**Exercise requirements:** Please give the data again exactly, with no line dropped.

**Data for this task:**
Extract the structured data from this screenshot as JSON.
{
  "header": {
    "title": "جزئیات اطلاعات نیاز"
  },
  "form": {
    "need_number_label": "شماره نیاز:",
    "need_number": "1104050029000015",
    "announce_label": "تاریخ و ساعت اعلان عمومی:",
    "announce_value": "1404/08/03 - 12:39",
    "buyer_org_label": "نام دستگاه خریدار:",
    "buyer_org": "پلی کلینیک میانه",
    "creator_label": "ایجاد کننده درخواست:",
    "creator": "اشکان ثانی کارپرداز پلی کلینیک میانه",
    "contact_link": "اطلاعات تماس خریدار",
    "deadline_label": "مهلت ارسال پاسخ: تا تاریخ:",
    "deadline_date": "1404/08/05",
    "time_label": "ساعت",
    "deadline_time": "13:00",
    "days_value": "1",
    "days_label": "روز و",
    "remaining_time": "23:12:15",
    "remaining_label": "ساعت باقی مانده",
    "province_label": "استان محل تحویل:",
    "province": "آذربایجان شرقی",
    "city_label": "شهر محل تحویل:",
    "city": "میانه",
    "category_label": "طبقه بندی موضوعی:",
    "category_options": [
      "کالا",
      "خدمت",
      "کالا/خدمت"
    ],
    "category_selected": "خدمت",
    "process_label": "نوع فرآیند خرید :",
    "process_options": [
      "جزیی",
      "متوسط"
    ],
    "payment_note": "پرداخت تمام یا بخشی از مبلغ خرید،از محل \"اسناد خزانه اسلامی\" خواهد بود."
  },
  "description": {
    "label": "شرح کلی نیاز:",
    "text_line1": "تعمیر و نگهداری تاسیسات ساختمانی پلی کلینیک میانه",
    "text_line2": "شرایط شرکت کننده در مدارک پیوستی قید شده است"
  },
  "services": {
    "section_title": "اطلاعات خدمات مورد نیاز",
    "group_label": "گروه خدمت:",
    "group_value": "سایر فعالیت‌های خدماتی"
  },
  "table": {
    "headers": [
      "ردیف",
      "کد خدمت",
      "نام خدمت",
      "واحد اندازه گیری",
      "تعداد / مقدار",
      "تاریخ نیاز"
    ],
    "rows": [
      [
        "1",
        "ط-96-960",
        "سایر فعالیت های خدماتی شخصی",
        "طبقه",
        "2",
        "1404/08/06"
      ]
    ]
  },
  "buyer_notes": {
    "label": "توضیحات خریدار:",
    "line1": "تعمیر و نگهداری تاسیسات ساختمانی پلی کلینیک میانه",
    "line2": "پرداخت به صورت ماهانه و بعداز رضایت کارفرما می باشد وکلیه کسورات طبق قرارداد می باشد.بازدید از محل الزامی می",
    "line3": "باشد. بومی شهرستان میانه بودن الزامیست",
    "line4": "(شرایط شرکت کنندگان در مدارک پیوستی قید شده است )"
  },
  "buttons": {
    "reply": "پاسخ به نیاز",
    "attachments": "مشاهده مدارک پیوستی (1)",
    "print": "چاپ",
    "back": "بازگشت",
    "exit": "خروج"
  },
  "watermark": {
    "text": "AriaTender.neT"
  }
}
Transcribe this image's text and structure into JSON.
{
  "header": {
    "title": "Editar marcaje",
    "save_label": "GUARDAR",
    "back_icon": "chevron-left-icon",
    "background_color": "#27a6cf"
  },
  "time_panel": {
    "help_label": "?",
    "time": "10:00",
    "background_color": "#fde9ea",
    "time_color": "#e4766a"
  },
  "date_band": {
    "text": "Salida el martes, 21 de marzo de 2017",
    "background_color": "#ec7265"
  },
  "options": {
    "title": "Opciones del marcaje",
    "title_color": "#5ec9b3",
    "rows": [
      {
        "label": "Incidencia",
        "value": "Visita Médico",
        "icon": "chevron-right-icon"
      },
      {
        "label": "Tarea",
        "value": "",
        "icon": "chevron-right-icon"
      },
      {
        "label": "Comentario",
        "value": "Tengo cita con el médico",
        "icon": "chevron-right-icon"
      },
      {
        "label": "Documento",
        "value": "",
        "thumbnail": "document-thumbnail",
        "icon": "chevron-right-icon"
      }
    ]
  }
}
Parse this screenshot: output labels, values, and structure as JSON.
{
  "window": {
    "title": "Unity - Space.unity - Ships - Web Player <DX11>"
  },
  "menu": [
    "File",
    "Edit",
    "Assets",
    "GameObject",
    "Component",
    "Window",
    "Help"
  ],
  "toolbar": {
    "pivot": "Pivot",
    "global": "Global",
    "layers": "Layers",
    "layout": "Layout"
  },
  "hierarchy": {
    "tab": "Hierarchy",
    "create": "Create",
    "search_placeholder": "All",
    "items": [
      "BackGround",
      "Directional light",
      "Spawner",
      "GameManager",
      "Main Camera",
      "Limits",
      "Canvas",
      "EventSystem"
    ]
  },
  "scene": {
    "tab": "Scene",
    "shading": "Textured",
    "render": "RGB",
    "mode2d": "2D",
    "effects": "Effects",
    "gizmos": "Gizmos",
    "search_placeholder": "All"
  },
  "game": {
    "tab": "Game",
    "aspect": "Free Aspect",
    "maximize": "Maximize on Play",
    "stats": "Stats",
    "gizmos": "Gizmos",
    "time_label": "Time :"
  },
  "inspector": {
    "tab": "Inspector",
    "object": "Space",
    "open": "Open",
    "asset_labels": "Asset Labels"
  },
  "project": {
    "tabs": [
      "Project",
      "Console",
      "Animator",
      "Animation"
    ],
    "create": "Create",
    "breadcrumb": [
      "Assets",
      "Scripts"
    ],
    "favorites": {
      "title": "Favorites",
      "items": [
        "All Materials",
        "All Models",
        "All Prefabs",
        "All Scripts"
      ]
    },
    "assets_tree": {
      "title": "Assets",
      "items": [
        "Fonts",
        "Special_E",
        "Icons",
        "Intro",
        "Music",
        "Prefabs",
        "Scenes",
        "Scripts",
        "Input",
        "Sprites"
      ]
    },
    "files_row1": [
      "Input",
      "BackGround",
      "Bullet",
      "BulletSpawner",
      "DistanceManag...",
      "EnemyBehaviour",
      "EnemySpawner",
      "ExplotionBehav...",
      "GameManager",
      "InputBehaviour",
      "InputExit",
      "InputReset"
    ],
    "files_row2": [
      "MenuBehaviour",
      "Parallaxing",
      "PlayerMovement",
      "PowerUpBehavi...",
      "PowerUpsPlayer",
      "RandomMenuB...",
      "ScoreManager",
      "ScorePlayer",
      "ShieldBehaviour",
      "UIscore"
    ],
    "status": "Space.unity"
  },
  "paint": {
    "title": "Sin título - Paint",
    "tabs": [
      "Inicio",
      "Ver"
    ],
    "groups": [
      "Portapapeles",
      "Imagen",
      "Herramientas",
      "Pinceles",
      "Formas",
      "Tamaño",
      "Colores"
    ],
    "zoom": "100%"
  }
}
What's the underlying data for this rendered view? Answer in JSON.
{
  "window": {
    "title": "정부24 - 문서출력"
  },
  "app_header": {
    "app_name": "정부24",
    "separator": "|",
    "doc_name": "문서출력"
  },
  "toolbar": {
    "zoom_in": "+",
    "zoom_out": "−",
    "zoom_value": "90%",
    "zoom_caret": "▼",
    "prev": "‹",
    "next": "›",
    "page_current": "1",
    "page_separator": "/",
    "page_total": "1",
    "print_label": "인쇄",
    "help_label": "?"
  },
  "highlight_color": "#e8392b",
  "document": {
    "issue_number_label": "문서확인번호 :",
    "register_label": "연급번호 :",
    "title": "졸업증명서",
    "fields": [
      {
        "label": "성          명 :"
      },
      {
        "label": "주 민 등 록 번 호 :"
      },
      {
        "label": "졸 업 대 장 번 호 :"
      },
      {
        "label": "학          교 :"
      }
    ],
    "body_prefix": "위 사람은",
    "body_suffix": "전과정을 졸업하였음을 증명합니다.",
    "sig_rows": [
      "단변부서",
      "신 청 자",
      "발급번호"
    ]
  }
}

**Task output:**
Extract the structured data from this screenshot as JSON.
{
  "header": {
    "title": "جزئیات اطلاعات نیاز"
  },
  "form": {
    "need_number_label": "شماره نیاز:",
    "need_number": "1104050029000015",
    "announce_label": "تاریخ و ساعت اعلان عمومی:",
    "announce_value": "1404/08/03 - 12:39",
    "buyer_org_label": "نام دستگاه خریدار:",
    "buyer_org": "پلی کلینیک میانه",
    "creator_label": "ایجاد کننده درخواست:",
    "creator": "اشکان ثانی کارپرداز پلی کلینیک میانه",
    "contact_link": "اطلاعات تماس خریدار",
    "deadline_label": "مهلت ارسال پاسخ: تا تاریخ:",
    "deadline_date": "1404/08/05",
    "time_label": "ساعت",
    "deadline_time": "13:00",
    "days_value": "1",
    "days_label": "روز و",
    "remaining_time": "23:12:15",
    "remaining_label": "ساعت باقی مانده",
    "province_label": "استان محل تحویل:",
    "province": "آذربایجان شرقی",
    "city_label": "شهر محل تحویل:",
    "city": "میانه",
    "category_label": "طبقه بندی موضوعی:",
    "category_options": [
      "کالا",
      "خدمت",
      "کالا/خدمت"
    ],
    "category_selected": "خدمت",
    "process_label": "نوع فرآیند خرید :",
    "process_options": [
      "جزیی",
      "متوسط"
    ],
    "payment_note": "پرداخت تمام یا بخشی از مبلغ خرید،از محل \"اسناد خزانه اسلامی\" خواهد بود."
  },
  "description": {
    "label": "شرح کلی نیاز:",
    "text_line1": "تعمیر و نگهداری تاسیسات ساختمانی پلی کلینیک میانه",
    "text_line2": "شرایط شرکت کننده در مدارک پیوستی قید شده است"
  },
  "services": {
    "section_title": "اطلاعات خدمات مورد نیاز",
    "group_label": "گروه خدمت:",
    "group_value": "سایر فعالیت‌های خدماتی"
  },
  "table": {
    "headers": [
      "ردیف",
      "کد خدمت",
      "نام خدمت",
      "واحد اندازه گیری",
      "تعداد / مقدار",
      "تاریخ نیاز"
    ],
    "rows": [
      [
        "1",
        "ط-96-960",
        "سایر فعالیت های خدماتی شخصی",
        "طبقه",
        "2",
        "1404/08/06"
      ]
    ]
  },
  "buyer_notes": {
    "label": "توضیحات خریدار:",
    "line1": "تعمیر و نگهداری تاسیسات ساختمانی پلی کلینیک میانه",
    "line2": "پرداخت به صورت ماهانه و بعداز رضایت کارفرما می باشد وکلیه کسورات طبق قرارداد می باشد.بازدید از محل الزامی می",
    "line3": "باشد. بومی شهرستان میانه بودن الزامیست",
    "line4": "(شرایط شرکت کنندگان در مدارک پیوستی قید شده است )"
  },
  "buttons": {
    "reply": "پاسخ به نیاز",
    "attachments": "مشاهده مدارک پیوستی (1)",
    "print": "چاپ",
    "back": "بازگشت",
    "exit": "خروج"
  },
  "watermark": {
    "text": "AriaTender.neT"
  }
}
Transcribe this image's text and structure into JSON.
{
  "header": {
    "title": "Editar marcaje",
    "save_label": "GUARDAR",
    "back_icon": "chevron-left-icon",
    "background_color": "#27a6cf"
  },
  "time_panel": {
    "help_label": "?",
    "time": "10:00",
    "background_color": "#fde9ea",
    "time_color": "#e4766a"
  },
  "date_band": {
    "text": "Salida el martes, 21 de marzo de 2017",
    "background_color": "#ec7265"
  },
  "options": {
    "title": "Opciones del marcaje",
    "title_color": "#5ec9b3",
    "rows": [
      {
        "label": "Incidencia",
        "value": "Visita Médico",
        "icon": "chevron-right-icon"
      },
      {
        "label": "Tarea",
        "value": "",
        "icon": "chevron-right-icon"
      },
      {
        "label": "Comentario",
        "value": "Tengo cita con el médico",
        "icon": "chevron-right-icon"
      },
      {
        "label": "Documento",
        "value": "",
        "thumbnail": "document-thumbnail",
        "icon": "chevron-right-icon"
      }
    ]
  }
}
Parse this screenshot: output labels, values, and structure as JSON.
{
  "window": {
    "title": "Unity - Space.unity - Ships - Web Player <DX11>"
  },
  "menu": [
    "File",
    "Edit",
    "Assets",
    "GameObject",
    "Component",
    "Window",
    "Help"
  ],
  "toolbar": {
    "pivot": "Pivot",
    "global": "Global",
    "layers": "Layers",
    "layout": "Layout"
  },
  "hierarchy": {
    "tab": "Hierarchy",
    "create": "Create",
    "search_placeholder": "All",
    "items": [
      "BackGround",
      "Directional light",
      "Spawner",
      "GameManager",
      "Main Camera",
      "Limits",
      "Canvas",
      "EventSystem"
    ]
  },
  "scene": {
    "tab": "Scene",
    "shading": "Textured",
    "render": "RGB",
    "mode2d": "2D",
    "effects": "Effects",
    "gizmos": "Gizmos",
    "search_placeholder": "All"
  },
  "game": {
    "tab": "Game",
    "aspect": "Free Aspect",
    "maximize": "Maximize on Play",
    "stats": "Stats",
    "gizmos": "Gizmos",
    "time_label": "Time :"
  },
  "inspector": {
    "tab": "Inspector",
    "object": "Space",
    "open": "Open",
    "asset_labels": "Asset Labels"
  },
  "project": {
    "tabs": [
      "Project",
      "Console",
      "Animator",
      "Animation"
    ],
    "create": "Create",
    "breadcrumb": [
      "Assets",
      "Scripts"
    ],
    "favorites": {
      "title": "Favorites",
      "items": [
        "All Materials",
        "All Models",
        "All Prefabs",
        "All Scripts"
      ]
    },
    "assets_tree": {
      "title": "Assets",
      "items": [
        "Fonts",
        "Special_E",
        "Icons",
        "Intro",
        "Music",
        "Prefabs",
        "Scenes",
        "Scripts",
        "Input",
        "Sprites"
      ]
    },
    "files_row1": [
      "Input",
      "BackGround",
      "Bullet",
      "BulletSpawner",
      "DistanceManag...",
      "EnemyBehaviour",
      "EnemySpawner",
      "ExplotionBehav...",
      "GameManager",
      "InputBehaviour",
      "InputExit",
      "InputReset"
    ],
    "files_row2": [
      "MenuBehaviour",
      "Parallaxing",
      "PlayerMovement",
      "PowerUpBehavi...",
      "PowerUpsPlayer",
      "RandomMenuB...",
      "ScoreManager",
      "ScorePlayer",
      "ShieldBehaviour",
      "UIscore"
    ],
    "status": "Space.unity"
  },
  "paint": {
    "title": "Sin título - Paint",
    "tabs": [
      "Inicio",
      "Ver"
    ],
    "groups": [
      "Portapapeles",
      "Imagen",
      "Herramientas",
      "Pinceles",
      "Formas",
      "Tamaño",
      "Colores"
    ],
    "zoom": "100%"
  }
}
What's the underlying data for this rendered view? Answer in JSON.
{
  "window": {
    "title": "정부24 - 문서출력"
  },
  "app_header": {
    "app_name": "정부24",
    "separator": "|",
    "doc_name": "문서출력"
  },
  "toolbar": {
    "zoom_in": "+",
    "zoom_out": "−",
    "zoom_value": "90%",
    "zoom_caret": "▼",
    "prev": "‹",
    "next": "›",
    "page_current": "1",
    "page_separator": "/",
    "page_total": "1",
    "print_label": "인쇄",
    "help_label": "?"
  },
  "highlight_color": "#e8392b",
  "document": {
    "issue_number_label": "문서확인번호 :",
    "register_label": "연급번호 :",
    "title": "졸업증명서",
    "fields": [
      {
        "label": "성          명 :"
      },
      {
        "label": "주 민 등 록 번 호 :"
      },
      {
        "label": "졸 업 대 장 번 호 :"
      },
      {
        "label": "학          교 :"
      }
    ],
    "body_prefix": "위 사람은",
    "body_suffix": "전과정을 졸업하였음을 증명합니다.",
    "sig_rows": [
      "단변부서",
      "신 청 자",
      "발급번호"
    ]
  }
}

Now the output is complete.